§ **Aim of the task**: In the entries below, identify every line with the string "JSON" and copy it.

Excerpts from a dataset
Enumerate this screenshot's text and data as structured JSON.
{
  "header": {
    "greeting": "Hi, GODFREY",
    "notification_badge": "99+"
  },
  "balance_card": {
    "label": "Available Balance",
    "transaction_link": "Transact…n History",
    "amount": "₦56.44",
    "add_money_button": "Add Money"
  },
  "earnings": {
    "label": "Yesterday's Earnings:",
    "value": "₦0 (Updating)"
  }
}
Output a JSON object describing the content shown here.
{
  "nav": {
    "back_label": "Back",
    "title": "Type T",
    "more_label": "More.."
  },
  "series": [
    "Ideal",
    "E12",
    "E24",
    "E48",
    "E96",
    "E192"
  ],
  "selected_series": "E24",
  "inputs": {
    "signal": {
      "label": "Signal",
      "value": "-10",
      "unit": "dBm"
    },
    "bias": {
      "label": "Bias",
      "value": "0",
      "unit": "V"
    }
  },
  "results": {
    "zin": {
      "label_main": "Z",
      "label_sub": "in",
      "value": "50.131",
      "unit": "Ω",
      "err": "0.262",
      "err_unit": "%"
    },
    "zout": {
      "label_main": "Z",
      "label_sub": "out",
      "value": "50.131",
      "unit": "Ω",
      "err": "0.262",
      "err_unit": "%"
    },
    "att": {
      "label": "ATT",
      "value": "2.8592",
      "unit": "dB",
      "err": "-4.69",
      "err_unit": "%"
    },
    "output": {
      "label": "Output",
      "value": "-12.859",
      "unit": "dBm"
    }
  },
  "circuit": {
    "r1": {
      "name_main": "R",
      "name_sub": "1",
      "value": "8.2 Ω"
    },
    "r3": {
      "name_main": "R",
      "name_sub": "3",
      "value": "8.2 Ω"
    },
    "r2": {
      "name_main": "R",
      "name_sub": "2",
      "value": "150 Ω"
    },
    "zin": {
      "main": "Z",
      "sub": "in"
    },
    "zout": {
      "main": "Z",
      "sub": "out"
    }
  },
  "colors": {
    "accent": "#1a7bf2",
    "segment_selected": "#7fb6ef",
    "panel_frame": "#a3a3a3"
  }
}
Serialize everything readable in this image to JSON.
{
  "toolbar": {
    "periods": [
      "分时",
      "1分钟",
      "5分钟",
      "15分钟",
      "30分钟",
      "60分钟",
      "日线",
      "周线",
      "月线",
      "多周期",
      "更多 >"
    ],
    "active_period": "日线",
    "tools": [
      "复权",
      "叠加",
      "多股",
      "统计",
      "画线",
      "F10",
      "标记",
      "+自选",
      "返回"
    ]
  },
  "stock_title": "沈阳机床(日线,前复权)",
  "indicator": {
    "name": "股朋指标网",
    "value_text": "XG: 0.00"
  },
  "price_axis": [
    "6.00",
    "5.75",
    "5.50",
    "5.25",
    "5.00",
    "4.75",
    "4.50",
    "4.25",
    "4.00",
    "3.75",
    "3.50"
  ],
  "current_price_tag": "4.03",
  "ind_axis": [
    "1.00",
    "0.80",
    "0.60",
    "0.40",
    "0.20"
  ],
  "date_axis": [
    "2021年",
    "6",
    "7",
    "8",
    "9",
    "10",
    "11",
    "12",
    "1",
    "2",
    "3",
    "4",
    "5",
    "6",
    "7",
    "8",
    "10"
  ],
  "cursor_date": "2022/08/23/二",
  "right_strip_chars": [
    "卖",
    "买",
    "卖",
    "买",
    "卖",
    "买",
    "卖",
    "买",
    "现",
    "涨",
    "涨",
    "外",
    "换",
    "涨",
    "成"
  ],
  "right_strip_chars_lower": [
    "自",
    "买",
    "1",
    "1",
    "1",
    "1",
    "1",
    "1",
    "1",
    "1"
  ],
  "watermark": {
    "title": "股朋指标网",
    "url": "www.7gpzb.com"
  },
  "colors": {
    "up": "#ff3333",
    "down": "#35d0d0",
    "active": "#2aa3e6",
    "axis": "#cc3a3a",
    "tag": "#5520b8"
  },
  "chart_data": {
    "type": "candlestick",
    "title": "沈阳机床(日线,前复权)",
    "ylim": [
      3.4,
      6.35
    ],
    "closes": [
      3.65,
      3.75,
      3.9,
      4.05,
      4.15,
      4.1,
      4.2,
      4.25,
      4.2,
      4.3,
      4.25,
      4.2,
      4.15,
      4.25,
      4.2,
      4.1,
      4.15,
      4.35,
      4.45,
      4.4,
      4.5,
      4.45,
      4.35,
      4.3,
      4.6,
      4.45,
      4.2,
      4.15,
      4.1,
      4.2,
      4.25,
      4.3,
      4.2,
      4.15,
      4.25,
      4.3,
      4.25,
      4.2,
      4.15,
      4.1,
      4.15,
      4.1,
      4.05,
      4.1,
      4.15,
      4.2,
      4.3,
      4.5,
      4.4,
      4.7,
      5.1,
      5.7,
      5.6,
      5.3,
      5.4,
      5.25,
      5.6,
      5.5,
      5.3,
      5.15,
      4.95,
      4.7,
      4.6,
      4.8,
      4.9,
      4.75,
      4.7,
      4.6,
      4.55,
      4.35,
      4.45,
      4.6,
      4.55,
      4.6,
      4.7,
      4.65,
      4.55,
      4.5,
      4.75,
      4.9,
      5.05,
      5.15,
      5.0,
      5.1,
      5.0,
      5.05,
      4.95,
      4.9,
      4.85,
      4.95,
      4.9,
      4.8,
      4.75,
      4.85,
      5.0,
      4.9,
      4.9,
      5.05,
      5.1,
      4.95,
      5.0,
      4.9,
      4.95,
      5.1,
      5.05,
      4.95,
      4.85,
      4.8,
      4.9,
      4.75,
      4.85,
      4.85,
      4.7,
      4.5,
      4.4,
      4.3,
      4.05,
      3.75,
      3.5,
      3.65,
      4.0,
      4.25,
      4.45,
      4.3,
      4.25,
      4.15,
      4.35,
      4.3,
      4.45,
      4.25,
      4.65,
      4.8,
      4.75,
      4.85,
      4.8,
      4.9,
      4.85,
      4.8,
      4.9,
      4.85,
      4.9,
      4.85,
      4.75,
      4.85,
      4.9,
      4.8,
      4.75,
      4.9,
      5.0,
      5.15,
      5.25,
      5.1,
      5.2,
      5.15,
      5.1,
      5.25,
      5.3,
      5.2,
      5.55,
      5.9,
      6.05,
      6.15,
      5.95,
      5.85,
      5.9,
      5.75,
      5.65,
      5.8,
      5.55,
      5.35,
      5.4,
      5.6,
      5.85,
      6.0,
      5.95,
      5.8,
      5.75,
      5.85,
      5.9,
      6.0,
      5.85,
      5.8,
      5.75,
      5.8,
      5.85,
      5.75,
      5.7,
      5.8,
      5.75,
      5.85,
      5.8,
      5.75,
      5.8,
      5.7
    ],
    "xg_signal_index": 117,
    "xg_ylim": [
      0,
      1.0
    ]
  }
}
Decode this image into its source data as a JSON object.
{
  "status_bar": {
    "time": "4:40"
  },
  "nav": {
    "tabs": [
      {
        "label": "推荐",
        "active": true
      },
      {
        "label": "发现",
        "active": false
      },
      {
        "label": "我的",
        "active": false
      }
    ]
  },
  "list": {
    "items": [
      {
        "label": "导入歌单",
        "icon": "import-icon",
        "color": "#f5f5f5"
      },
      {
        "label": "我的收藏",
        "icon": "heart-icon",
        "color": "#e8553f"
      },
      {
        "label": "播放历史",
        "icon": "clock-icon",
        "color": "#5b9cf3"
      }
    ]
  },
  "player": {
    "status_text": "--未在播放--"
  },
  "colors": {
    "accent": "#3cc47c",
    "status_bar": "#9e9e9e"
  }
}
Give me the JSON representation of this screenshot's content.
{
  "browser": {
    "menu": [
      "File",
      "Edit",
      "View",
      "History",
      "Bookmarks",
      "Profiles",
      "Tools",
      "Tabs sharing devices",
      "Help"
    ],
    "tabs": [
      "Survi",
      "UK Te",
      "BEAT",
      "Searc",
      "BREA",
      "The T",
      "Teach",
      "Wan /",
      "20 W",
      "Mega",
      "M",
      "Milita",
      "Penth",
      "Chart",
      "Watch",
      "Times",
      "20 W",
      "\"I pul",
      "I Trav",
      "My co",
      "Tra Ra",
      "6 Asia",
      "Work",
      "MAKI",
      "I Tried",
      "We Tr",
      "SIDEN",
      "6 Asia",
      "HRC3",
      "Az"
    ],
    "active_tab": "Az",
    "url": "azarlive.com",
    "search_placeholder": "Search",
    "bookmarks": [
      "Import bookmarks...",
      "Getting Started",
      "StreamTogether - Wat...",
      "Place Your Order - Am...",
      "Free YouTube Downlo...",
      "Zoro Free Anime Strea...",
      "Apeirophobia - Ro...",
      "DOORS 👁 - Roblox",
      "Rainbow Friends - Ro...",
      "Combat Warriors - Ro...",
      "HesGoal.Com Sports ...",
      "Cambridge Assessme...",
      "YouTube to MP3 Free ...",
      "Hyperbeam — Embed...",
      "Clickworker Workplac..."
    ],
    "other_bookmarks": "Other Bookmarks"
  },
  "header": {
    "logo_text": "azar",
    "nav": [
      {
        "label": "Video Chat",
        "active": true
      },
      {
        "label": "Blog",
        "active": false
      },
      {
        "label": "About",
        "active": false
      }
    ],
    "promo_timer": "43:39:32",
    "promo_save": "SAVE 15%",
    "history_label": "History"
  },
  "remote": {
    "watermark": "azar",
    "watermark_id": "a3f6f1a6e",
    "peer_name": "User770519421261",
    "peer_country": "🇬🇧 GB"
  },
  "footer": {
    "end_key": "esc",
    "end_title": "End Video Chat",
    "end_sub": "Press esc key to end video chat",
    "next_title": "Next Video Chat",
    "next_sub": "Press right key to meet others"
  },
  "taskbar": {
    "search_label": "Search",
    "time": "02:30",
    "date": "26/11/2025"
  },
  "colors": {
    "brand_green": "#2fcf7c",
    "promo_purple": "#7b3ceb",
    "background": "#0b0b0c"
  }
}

§ **Your solution**:
Enumerate this screenshot's text and data as structured JSON.
Output a JSON object describing the content shown here.
Serialize everything readable in this image to JSON.
Decode this image into its source data as a JSON object.
Give me the JSON representation of this screenshot's content.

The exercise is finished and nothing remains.